‘Soap and solace scarce as Sri Lanka’s tea pickers toil on amid lockdown’

Sri Lanka’s tea plantation workers “with a history of exploitation face hazards including a lack of masks and overcrowded accommodation,” despite tough lockdown measures across the island, Yasmin Gunaratnam writes for The Guardian . “A caveat on the country’s lockdown order, issued on 20 March, read: ‘Paddy farming and plantation, including work on tea small holdings and fishing activities, are permitted in any district,’” she wrote. “The Ceylon Worker’s Red Flag Union say coronavirus public health measures mean little on estates, There are no facilities to wash hands with soap during a shift...

In response to COVID-19, we cannot give authoritarians a free hand

The coronavirus pandemic has instilled a global sense of panic as the death toll continues to climb.

The Slow March Towards Accountability for War Crimes

The current situation in Sri Lanka underlines why an international approach is often the only way of ensuring that perpetrators of war crimes are held accountable for their misconduct, writes Graham Newsome in I nternational Policy Digest.

COVID-19 - A Parent’s Perspective

The mother of a healthcare worker on the frontlines of Britain’s NHS writes about how it feels to be the parent of a key worker during the coronavirus pandemic.

‘Sri Lanka Uses Pandemic to Curtail Free Expression’ – HRW

Following the outbreak of coronavirus on the island, “Sri Lanka’s inspector general has ordered police to arrest those who ‘criticise’ officials involved in the coronavirus response, or share ‘fake’ or ‘malicious’ messages about the pandemic,” writes Meenakshi Ganguly, the South Asia Director at Human Rights Watch (HRW). “Blanket censorship and threats of arrest for speech not only violate Sri Lanka’s obligations under international human rights law, but are counter-productive,” she added. “Sri Lankans’ concerns that their rights will be respected are particularly crucial since President...

Freeing soldier convicted for massacre dashes hopes for accountability in Sri Lanka - The Hindu

The Hindu said there has been “justified outrage” after a Sri Lankan soldier on death row, who had been convicted over the murder of Tamil civilians, was pardoned by Sri Lanka’s president. “It hardly needs emphasis that the exercise of the power of pardon is an act of compassion, and not a tool for political or electoral messaging,” said The Hindu.

Presidential pardon emphasises the state's privilege and denial of justice - Ambika Satkunanathan

Lawyer, human rights advocate and former Commissioner of the Human Rights Commission of Sri Lanka, Ambika Satkunanathan, questioned the basis for the presidential pardon of Sunil Rathnayake and the legitimacy of the process, and used the case to underline the challenges Tamil families’ face in holding perpetrators accountable and obtain justice.

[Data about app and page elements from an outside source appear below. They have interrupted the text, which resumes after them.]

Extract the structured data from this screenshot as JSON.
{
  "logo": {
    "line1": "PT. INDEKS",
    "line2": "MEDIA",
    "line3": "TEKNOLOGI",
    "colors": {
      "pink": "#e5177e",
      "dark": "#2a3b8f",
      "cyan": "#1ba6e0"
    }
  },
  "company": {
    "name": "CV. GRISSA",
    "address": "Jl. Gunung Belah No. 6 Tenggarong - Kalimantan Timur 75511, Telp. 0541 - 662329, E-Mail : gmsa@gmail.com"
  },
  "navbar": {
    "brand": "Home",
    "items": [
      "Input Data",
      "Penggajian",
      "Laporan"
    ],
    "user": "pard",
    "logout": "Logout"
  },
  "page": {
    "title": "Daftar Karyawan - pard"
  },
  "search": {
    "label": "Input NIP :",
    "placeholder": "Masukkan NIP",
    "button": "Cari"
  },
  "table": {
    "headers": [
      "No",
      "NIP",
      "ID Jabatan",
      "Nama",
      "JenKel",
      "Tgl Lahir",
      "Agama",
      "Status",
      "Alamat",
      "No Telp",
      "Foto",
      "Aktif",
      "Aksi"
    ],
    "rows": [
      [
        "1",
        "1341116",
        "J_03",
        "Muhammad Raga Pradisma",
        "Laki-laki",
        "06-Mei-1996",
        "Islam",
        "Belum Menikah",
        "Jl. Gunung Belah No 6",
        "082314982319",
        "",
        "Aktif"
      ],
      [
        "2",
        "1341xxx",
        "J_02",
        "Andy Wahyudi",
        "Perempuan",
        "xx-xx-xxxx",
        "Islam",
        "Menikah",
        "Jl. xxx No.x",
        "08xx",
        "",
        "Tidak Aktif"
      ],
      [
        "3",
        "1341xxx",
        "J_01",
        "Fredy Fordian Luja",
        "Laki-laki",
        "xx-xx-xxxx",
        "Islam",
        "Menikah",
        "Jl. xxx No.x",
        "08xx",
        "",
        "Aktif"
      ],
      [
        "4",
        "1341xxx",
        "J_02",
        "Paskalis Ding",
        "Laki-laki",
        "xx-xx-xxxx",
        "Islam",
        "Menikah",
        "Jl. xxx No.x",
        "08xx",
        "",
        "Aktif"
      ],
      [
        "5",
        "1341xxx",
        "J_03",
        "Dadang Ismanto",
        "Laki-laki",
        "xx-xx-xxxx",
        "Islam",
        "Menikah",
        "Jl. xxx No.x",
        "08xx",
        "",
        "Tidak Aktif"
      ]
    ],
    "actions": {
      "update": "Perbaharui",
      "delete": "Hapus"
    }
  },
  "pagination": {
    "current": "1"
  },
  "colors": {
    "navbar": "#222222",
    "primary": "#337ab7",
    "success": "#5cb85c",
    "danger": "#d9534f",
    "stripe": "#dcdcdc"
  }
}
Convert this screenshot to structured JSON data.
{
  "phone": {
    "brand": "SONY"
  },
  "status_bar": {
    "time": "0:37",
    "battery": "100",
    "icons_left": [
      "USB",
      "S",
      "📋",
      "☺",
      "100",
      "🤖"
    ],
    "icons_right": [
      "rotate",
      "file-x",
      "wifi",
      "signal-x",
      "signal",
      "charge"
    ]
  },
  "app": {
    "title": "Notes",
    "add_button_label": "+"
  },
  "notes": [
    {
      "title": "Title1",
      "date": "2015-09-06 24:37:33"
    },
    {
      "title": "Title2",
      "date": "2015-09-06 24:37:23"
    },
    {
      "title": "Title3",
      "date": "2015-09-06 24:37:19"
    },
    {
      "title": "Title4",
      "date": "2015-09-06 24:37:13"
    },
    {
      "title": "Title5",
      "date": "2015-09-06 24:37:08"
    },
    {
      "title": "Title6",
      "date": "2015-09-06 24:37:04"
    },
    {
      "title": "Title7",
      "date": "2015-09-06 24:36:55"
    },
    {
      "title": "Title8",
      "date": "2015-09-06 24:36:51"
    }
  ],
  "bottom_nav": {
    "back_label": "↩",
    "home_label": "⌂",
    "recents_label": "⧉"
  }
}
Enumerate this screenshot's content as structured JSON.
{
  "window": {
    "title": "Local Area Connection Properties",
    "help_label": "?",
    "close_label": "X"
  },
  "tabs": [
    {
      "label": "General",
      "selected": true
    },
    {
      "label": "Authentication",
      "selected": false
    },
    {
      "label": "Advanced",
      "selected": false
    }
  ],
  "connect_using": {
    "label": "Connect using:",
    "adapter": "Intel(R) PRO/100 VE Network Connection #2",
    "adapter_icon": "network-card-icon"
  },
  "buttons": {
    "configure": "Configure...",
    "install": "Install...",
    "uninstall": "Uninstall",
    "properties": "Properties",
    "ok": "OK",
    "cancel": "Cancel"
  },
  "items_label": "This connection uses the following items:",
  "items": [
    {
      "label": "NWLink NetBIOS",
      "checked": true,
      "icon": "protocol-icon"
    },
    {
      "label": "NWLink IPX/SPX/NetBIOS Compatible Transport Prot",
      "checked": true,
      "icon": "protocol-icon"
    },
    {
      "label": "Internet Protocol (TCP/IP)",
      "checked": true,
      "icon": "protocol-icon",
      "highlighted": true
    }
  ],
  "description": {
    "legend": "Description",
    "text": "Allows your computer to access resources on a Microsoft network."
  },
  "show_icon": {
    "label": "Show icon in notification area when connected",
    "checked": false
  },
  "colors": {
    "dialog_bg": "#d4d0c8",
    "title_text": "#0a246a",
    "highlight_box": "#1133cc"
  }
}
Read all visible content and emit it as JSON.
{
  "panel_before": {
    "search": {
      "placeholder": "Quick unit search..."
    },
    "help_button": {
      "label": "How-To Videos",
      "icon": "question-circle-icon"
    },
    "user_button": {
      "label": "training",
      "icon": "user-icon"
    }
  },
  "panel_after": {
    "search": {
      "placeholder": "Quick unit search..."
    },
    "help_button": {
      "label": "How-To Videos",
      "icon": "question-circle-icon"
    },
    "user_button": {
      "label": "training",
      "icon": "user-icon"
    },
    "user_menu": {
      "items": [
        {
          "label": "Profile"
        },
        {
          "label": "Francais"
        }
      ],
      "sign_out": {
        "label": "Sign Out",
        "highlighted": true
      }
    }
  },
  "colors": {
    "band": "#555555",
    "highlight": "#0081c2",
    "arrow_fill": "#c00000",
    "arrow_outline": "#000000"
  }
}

A military mindset: Sri Lanka’s response to the coronavirus pandemic

By calling on a military accused of egregious rights abuses to lead a public health operation, the Sri Lankan government risks “exacerbating existing ethnic divides, endangering human rights and civil liberties even further, and furthering the violent militarization of the island,” wrote Tamil Guardian's editor-in-chief Thusiyan Nandakumar in the Polis Project this week.

‘Tamil women fighting for land 10 years after war ended’ - Al Jazeera

Tamil women “have been protesting for the past three years, demanding army returns their land confiscated during the civil war,” Al Jazeera reports. Chandraleela Jasinthan and her neighbours were forced out of their homes during the last days of the civil war. 10 years later and the army is still occupying their land. “For more than three years, Jasinthan and dozens of other women in Keppapilavu have held one of the longest protests in Sri Lanka’s history at the entrance to an army camp they say was built on their ancestral land.” Keppapilavu protesters denouncing the occupation of their land...

‘Civil libertarians and economists quake at prospect of Rajapaksa landslide’ - The Economist

The prospect of the Rajapaksa clan capturing a two-thirds majority in the upcoming Sri Lanka parliamentary elections has left many on the island fearing what the future may hold, reports The Economist this week. “They could roll back constitutional changes brought in by the previous government that trimmed the president’s powers,” it said this week. “They could also, fear some among the 30% of the island’s 22m people who are not part of the Sinhalese Buddhist majority, scrap efforts to reconcile the country’s different ethnicities and religions after the murderous civil war of 1983-2009...